Targeting the Unarmed: Strategic Rebel Violence in Civil War

Project Leader Lisa Hultman, PhD

Project Period

2003 - 2008

Project Description

Rebel attacks on civilians constitute one of the gravest threats to human security in contemporary armed conflicts. But why do rebel groups kill civilians?

The dissertation approaches this question from a strategic perspective, trying to understand when and why rebel groups are likely to target civilians as a conflict strategy. It combines quantitative studies using global data on rebel group violence with a case study of the civil war in Mozambique. The overall argument is that rebel groups target civilians as a way of improving their bargaining position in the war relative to the government. The dissertation consists of an introduction, which situates the study in a wider context, and four papers that all deal with different aspects of the overall research question.

Paper I introduces new data on one-sided violence against civilians, presenting trends over time and comparing types of actors and conflicts.

Paper II argues that democratic governments are particularly vulnerable to rebel attacks on civilians, since they are dependent on the population. Corroborating this claim, statistical evidence shows that rebels indeed kill more civilians when fighting a democratic government.

Paper III argues that rebels target civilians more when losing on the battlefield, as a method of raising the costs for the government to continue fighting. A statistical analysis employing monthly data on battle outcomes and rebel violence, supports this argument.

Paper IV takes a closer look at the case of Mozambique, arguing that the rebel group Renamo used large-scale violence in areas dominated by government constituents as a means for hurting the government.

Taken together, these findings suggest that violence against civilians should be understood as a strategy, rather than a consequence, of war.

Publications

"Battle Losses and Rebel Violence: Raising the Costs for Fighting" (2007), Terrorism and Political Violence 19 (2): 205-222.

"One-Sided Violence Against Civilians in War: Insights from New Fatality Data", with Kristine Eck (2007), Journal of Peace Research 44 (2).

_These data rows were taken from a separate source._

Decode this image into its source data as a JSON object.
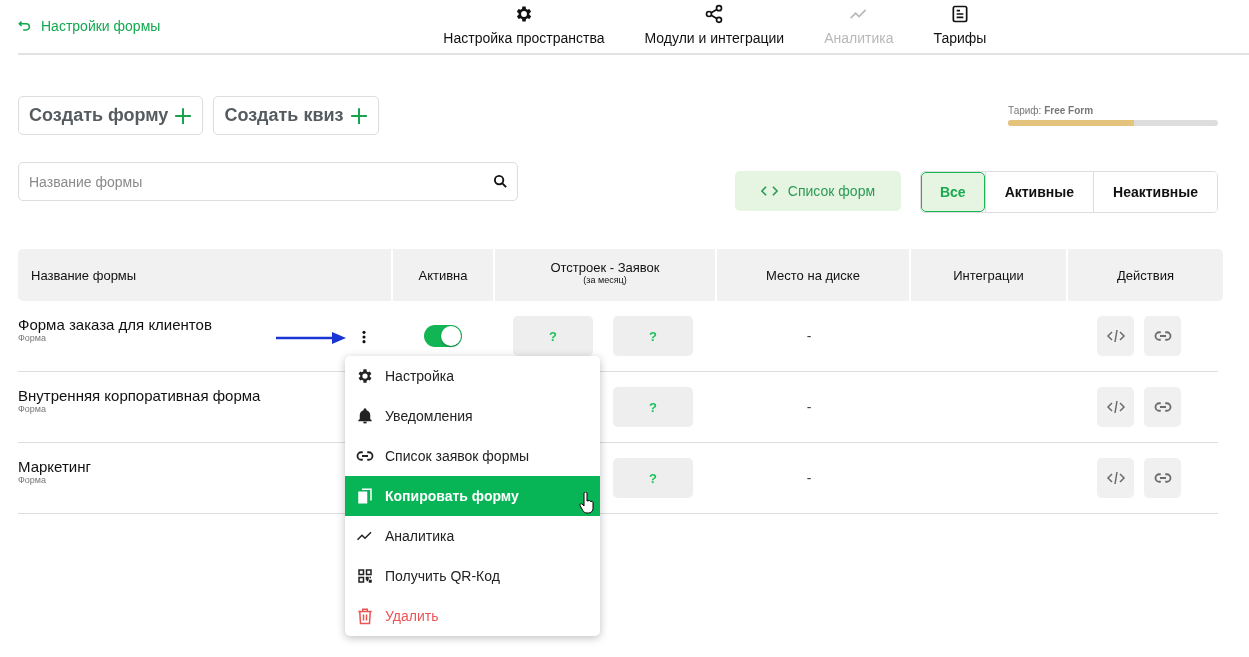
{
  "back_link": {
    "label": "Настройки формы"
  },
  "nav": [
    {
      "label": "Настройка пространства",
      "disabled": false
    },
    {
      "label": "Модули и интеграции",
      "disabled": false
    },
    {
      "label": "Аналитика",
      "disabled": true
    },
    {
      "label": "Тарифы",
      "disabled": false
    }
  ],
  "create_buttons": [
    {
      "label": "Создать форму"
    },
    {
      "label": "Создать квиз"
    }
  ],
  "plan": {
    "label": "Тариф: **Free Form**",
    "level": 0.6
  },
  "search": {
    "placeholder": "Название формы"
  },
  "forms_list_button": {
    "label": "Список форм"
  },
  "filters": [
    {
      "label": "Все",
      "selected": true
    },
    {
      "label": "Активные",
      "selected": false
    },
    {
      "label": "Неактивные",
      "selected": false
    }
  ],
  "table": {
    "columns": [
      {
        "label": "Название формы"
      },
      {
        "label": "Активна"
      },
      {
        "label": "Отстроек - Заявок",
        "sublabel": "(за месяц)"
      },
      {
        "label": "Место на диске"
      },
      {
        "label": "Интеграции"
      },
      {
        "label": "Действия"
      }
    ],
    "rows": [
      {
        "name": "Форма заказа для клиентов",
        "type": "Форма",
        "active": true,
        "stats": [
          "?",
          "?"
        ],
        "disk": "-"
      },
      {
        "name": "Внутренняя корпоративная форма",
        "type": "Форма",
        "stats": [
          "?"
        ],
        "disk": "-"
      },
      {
        "name": "Маркетинг",
        "type": "Форма",
        "stats": [
          "?"
        ],
        "disk": "-"
      }
    ]
  },
  "context_menu": {
    "items": [
      {
        "label": "Настройка",
        "kind": "normal",
        "selected": false
      },
      {
        "label": "Уведомления",
        "kind": "normal",
        "selected": false
      },
      {
        "label": "Список заявок формы",
        "kind": "normal",
        "selected": false
      },
      {
        "label": "Копировать форму",
        "kind": "normal",
        "selected": true
      },
      {
        "label": "Аналитика",
        "kind": "normal",
        "selected": false
      },
      {
        "label": "Получить QR-Код",
        "kind": "normal",
        "selected": false
      },
      {
        "label": "Удалить",
        "kind": "danger",
        "selected": false
      }
    ]
  }
}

Main Financial Support

Department of Peace and Conflict Research (Faculty of the Social Sciences), Uppsala University